━━ Records for processing ━━

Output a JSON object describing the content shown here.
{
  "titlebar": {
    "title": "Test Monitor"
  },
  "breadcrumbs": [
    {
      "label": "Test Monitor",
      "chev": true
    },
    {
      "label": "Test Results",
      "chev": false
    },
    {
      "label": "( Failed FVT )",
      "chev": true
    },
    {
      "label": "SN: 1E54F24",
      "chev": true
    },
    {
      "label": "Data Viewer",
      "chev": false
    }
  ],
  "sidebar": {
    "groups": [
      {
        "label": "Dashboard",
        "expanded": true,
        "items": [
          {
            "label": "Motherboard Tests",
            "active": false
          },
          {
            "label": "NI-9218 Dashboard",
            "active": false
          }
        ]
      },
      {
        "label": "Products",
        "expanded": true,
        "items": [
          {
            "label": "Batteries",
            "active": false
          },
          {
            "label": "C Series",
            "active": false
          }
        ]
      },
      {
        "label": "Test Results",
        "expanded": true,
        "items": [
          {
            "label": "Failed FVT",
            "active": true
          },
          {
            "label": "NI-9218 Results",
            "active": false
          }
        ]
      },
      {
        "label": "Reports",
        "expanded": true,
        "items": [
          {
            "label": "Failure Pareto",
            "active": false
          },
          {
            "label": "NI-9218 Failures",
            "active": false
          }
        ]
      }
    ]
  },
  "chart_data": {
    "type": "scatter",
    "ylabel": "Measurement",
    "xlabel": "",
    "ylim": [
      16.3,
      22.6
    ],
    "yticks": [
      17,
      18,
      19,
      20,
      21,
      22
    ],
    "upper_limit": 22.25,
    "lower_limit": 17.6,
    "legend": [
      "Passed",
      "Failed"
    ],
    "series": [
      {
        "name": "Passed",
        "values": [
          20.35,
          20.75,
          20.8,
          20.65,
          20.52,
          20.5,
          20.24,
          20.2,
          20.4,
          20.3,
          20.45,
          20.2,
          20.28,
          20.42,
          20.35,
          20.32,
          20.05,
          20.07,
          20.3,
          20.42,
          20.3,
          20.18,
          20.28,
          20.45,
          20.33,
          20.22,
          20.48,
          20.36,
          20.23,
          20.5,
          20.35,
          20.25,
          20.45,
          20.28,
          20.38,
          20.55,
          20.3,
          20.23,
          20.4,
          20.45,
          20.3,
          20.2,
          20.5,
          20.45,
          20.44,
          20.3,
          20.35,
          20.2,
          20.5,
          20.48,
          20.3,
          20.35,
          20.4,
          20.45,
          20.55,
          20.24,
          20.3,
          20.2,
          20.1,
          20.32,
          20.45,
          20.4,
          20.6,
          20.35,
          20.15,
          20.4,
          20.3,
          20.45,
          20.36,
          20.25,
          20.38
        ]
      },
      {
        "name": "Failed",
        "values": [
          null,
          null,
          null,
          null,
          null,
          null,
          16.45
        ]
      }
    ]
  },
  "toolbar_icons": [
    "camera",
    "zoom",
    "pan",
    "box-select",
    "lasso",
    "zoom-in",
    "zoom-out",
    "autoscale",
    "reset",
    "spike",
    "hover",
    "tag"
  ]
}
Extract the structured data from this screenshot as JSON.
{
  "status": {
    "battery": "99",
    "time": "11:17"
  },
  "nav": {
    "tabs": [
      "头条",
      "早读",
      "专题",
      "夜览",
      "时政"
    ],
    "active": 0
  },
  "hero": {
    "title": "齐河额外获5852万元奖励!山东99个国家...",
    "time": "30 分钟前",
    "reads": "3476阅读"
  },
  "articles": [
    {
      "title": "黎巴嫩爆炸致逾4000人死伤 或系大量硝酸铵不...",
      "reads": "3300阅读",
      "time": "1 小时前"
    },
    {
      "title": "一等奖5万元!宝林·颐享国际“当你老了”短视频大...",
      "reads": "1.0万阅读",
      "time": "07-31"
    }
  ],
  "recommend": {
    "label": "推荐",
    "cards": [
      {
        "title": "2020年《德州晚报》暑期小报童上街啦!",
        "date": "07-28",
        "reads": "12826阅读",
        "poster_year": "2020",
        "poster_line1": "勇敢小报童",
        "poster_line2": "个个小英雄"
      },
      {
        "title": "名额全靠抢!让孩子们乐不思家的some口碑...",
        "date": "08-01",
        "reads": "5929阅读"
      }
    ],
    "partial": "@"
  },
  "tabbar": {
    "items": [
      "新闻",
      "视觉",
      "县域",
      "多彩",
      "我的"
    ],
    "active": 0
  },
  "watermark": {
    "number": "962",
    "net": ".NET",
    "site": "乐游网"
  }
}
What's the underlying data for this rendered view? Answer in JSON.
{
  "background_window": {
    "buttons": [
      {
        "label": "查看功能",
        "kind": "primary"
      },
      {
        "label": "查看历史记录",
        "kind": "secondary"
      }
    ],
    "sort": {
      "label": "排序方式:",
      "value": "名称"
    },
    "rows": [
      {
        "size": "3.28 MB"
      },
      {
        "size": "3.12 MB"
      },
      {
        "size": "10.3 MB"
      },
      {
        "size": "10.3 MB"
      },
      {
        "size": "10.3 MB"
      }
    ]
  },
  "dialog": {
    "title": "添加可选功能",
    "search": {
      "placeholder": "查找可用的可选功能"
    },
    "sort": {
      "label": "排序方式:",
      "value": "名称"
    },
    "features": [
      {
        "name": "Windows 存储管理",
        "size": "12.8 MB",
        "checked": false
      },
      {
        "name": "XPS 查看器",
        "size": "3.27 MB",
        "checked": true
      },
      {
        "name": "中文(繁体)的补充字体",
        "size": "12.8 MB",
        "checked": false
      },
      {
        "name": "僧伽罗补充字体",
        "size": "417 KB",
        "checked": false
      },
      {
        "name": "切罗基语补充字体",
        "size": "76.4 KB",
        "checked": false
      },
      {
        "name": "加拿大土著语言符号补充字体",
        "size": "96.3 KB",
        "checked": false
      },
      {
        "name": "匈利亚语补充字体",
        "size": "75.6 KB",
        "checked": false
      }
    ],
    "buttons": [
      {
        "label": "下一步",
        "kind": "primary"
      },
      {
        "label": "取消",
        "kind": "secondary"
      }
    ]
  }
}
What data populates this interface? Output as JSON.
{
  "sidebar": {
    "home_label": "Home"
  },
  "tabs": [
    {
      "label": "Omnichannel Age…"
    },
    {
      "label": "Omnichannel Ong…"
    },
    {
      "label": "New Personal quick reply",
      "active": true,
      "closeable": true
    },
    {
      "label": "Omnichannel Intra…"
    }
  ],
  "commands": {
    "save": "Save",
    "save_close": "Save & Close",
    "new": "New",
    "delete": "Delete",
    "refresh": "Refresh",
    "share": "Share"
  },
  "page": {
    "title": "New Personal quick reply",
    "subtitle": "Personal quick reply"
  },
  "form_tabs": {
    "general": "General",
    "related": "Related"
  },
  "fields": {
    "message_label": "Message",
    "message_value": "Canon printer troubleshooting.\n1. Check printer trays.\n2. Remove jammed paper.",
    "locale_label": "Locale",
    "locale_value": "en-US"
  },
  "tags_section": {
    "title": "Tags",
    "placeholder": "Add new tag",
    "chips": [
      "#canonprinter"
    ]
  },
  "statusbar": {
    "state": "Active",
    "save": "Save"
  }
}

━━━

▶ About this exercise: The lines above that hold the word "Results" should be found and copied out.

▶ Final answer:
      "label": "Test Results",
        "label": "Test Results",
            "label": "NI-9218 Results",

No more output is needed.